It's Back to Basics for Anonymous With Their Michael Brown Op

Before Barrett Brown, before the high-profile arrests, Anonymous was genuinely a sort of shadowy hacktivist collective. With OpFerguson, the group's protest against the brutal shooting of unarmed 18-year-old Michael Brown, they've really pared back down to what they should do best: faceless disobedience.

Last night an anonymous Anonymous spokesperson replied to a Cryptosphere interview request via email. (Black Bag checked with the OpFerguson group and the exchange is authentic, they say.) There's several noteworthy things here, but high on that list is a renewed disinterest in grandstanding:

The Cryptosphere: Who came up with the idea for OpFerguson, and when?

OpFerguson: No comment. Who we are does not matter, we are all Anonymous.

How did you come together and communicate? IRC? How many people are on the core team?

IRC is not really used much any more for planning, although we have provided a channel for social purposes. Most Anons who are active have shifted to Jabber with OTR as a means of communication. Secure E-Mail with PGP and "burn notes" are used as well. The core team of Op Ferguson is about a half dozen Anons, with many hundreds and perhaps even thousands of Anons joining in from the global collective.

There are lots of rumours about who's on the team and who isn't.

No comment. We are not in the business of identifying Anons. We are Anonymous. Anonymous does not identify individual Anons, ever.

Nothing. No little sub-units with their own cute brands. Just a monolithic dark wall of anonymity.

A large part of the reason for this—apart from institutional shell shock over the hacktivist collective's previous arrests—is obviously just that the group is using Email Bombing and other extralegal tactics this time around against actual members of law enforcement:

Are the emails still actually down?

The E-Mail Bomb we launched last night filled all their inboxes with thousands of junk messages. These messages are considered "evidence" in a crime (E-Mail Bombing is illegal) so they must all be carefully collected and copied. In addition, real and possibly important E-Mail comes in during the Bomb and those must also be sifted out. The long and short of it is an E-Mail Bomb is a very effective and disruptive tactic that takes awhile to clean up after.

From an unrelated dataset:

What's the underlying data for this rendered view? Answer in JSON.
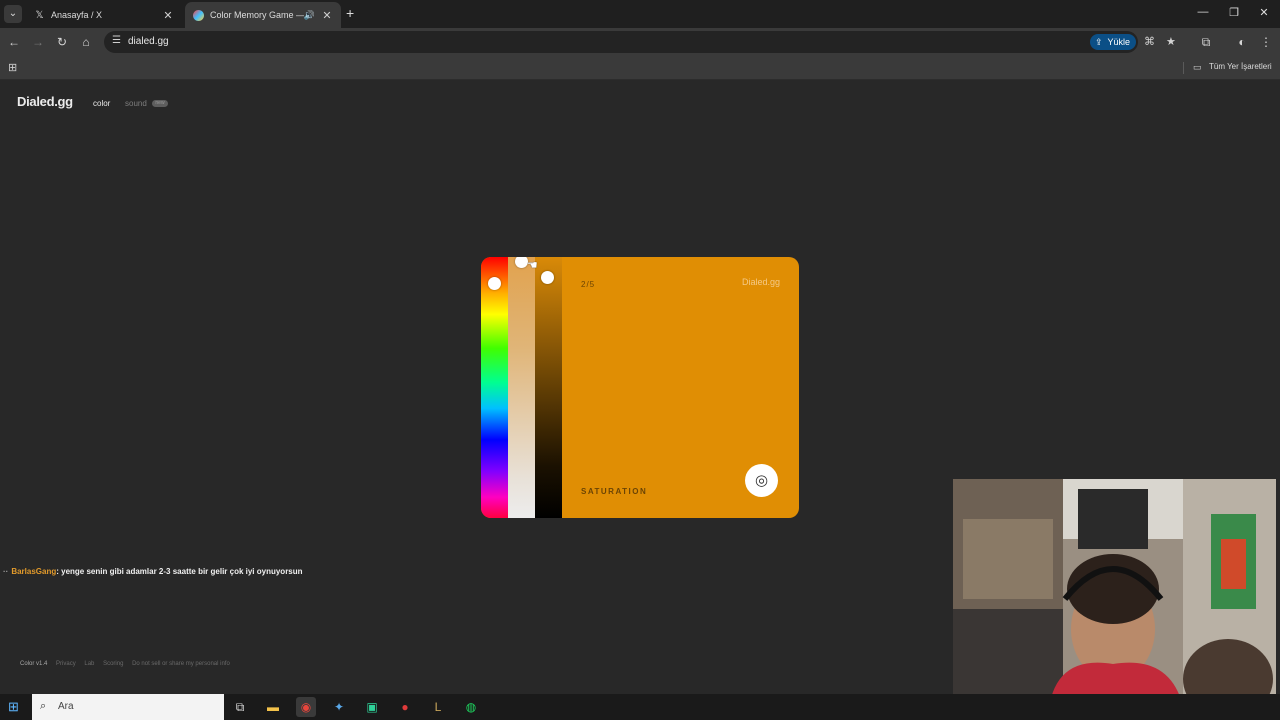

That clean up is most likely why the City of Ferguson E-Mail remains offline.

"Black Faxing and E-Mail Bombing have been around for many years," OpFerguson's spokesperson told Black Bag via email. "E-Mail Bombs were deployed heavily in the Arab Spring and in Operation Orlando [...] Nothing particularly unique or new has been deployed so far."

In addition to the traditional DDoS attacks against the city of Ferguson's websites, OpFerguson has also doxed St. Louis county police chief Jon Belmar. Seemingly in anticipation of similar retaliation (and worse) against Michael Brown's actual shooter (from everyone, let's be honest, not just Anonymous), the police said just hours ago that they will be delaying any announcement of his identity indefinitely.

Last night, reports of police using tear gas and indiscriminately firing rubber bullets at protesters came in from Julie Bosman of the New York Times. So, events are really going back to the future right now in Missouri, with what's shaping up to be sixties-style race riots compounded by a coordinated hacker assault.

The Ferguson police force is already asking in sad, coded ways for mercy, but they'd better brace themselves for a public outcry that's going to get a lot worse before it gets better.

"This is going to be a long Op," OpFerguson's spokesperson wrote us, "so who knows what might happen."

[image composite by author via photography by David Carson/MCT and graphic by ExoZaga; H/T, and you're not going to be surprised, Cryptosphere.]

To contact the author, email matthew.phelan@gawker.com, pgp public key.